EDR Registry Restore Key event

EDR Registry Load Key event

EDR Registry Rename Key event

EDR Registry Replace Key event

Creation of a child process via WMI by a Microsoft Office application

T1204: User Execution

T1047: Windows Management Instrumentation

event_type:WMICommand AND wmi_command:"*Win32_Process::Create*" AND proc_file_path:("\\excel.exe" OR "\\winword.exe" OR "\\powerpnt.exe" OR "\\mspub.exe" OR "\\visio.exe" OR "\\msaccess.exe")

EDR WMI Command event

Dump of registry hives with user credentials

T1003: Credential Dumping

event_type:RegistrySave AND reg_key_path.keyword:(*\\SAM OR *\\SYSTEM OR *\\SECURITY)

EDR Registry Save Key event

Creation of a LSASS process memory dump

T1003: Credential Dumping

event_type:ProcessAccess AND proc_tgt_file_path:"\\system32\\lsass.exe" AND proc_calltrace:(*dbghelp* OR *dbgcore* OR *MiniDumpWriteDump*)

Sysmon Event ID 10

EDR Process Access event

Creation of registry hive or memory dump files

T1003: Credential Dumping

event_type:FileCreate AND file_magic:(4D444D5093A7* OR 72656766*)

EDR File Create event

Conclusion

This was the final article in this Threat Hunting series. We started with theoretical fundamentals and description of essential components for applying Threat Hunting. Then we transitioned to its practical application and demonstrated how Threat Hunting can be applied in detecting both simple and advanced techniques used by attackers, drawing on the example of potential incidents. Despite these incidents being purely ’synthetic’, the techniques described in the examples are commonly used by threat actors in real-life.

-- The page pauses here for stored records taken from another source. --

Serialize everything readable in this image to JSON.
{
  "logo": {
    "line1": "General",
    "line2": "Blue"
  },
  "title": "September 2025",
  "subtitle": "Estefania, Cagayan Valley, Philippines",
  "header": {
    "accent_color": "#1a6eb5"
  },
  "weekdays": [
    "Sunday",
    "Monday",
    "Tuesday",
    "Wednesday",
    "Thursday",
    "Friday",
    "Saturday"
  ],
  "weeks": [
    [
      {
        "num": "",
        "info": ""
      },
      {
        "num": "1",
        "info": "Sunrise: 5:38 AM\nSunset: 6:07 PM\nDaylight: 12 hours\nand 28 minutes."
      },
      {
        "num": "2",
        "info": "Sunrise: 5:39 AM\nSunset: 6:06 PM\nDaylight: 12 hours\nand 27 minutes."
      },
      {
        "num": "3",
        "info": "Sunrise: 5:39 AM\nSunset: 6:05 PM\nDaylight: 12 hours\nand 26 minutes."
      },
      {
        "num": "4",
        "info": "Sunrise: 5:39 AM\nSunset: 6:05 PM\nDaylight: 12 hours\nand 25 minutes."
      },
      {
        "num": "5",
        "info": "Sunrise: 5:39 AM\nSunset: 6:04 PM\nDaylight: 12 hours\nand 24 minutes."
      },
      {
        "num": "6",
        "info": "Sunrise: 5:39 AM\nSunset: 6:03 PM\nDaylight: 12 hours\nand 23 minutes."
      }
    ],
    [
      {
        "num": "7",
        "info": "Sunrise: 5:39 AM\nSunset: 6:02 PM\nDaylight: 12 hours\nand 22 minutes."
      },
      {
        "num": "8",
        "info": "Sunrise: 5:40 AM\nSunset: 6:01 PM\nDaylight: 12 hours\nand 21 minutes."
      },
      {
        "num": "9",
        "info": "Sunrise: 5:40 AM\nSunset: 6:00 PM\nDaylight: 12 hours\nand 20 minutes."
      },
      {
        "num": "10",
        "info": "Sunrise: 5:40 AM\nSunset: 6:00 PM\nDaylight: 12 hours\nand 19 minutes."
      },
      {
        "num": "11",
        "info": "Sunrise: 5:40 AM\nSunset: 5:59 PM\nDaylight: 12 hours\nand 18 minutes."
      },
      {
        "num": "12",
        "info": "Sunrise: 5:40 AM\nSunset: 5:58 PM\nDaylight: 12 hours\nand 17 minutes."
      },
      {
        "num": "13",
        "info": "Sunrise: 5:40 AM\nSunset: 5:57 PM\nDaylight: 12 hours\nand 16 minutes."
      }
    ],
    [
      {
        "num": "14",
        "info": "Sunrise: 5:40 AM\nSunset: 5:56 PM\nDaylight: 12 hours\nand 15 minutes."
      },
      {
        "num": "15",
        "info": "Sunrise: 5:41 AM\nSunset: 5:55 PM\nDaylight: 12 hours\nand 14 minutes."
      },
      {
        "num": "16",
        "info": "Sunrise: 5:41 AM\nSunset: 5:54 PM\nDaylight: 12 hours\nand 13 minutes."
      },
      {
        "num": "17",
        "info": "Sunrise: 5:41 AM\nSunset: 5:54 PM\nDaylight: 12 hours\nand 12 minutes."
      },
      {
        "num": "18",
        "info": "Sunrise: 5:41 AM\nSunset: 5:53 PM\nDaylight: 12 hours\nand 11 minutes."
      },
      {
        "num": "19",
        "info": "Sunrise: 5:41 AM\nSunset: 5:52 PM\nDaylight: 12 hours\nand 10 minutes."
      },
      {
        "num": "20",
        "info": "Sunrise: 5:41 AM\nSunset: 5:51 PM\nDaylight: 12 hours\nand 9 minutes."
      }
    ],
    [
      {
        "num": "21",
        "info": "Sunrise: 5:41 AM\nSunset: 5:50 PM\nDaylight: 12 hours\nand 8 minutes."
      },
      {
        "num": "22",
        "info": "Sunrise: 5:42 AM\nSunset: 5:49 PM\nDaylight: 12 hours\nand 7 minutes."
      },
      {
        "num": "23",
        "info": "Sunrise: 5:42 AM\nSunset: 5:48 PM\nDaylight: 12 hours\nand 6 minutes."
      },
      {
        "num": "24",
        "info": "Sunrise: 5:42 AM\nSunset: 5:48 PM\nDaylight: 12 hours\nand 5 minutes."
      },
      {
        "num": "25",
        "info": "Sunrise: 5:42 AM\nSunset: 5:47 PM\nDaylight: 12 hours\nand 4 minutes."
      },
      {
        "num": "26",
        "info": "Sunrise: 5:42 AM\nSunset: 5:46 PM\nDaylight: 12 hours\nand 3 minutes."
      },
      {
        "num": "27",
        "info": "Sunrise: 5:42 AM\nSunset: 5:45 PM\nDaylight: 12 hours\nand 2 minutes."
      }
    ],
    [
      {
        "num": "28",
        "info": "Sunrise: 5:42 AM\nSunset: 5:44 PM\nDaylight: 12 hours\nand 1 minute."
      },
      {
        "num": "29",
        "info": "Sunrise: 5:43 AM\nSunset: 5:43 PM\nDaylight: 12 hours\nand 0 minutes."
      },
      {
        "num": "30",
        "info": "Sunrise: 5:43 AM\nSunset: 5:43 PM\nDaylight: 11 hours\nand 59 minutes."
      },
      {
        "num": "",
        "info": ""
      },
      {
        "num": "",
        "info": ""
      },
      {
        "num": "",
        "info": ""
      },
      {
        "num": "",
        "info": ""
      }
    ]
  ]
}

As attackers are becoming more qualified and sophisticated, security specialists are forced to change their habits. If sitting around waiting for the security solutions to trigger an alert was enough in the past, then today this approach may lead to months or even years of unnoticed attackers in the infrastructure. This is why Threat Hunting as a proactive approach to threat detection is becoming increasingly popular.

We hope that our publications have given you some insights into this approach and wish you happy hunting!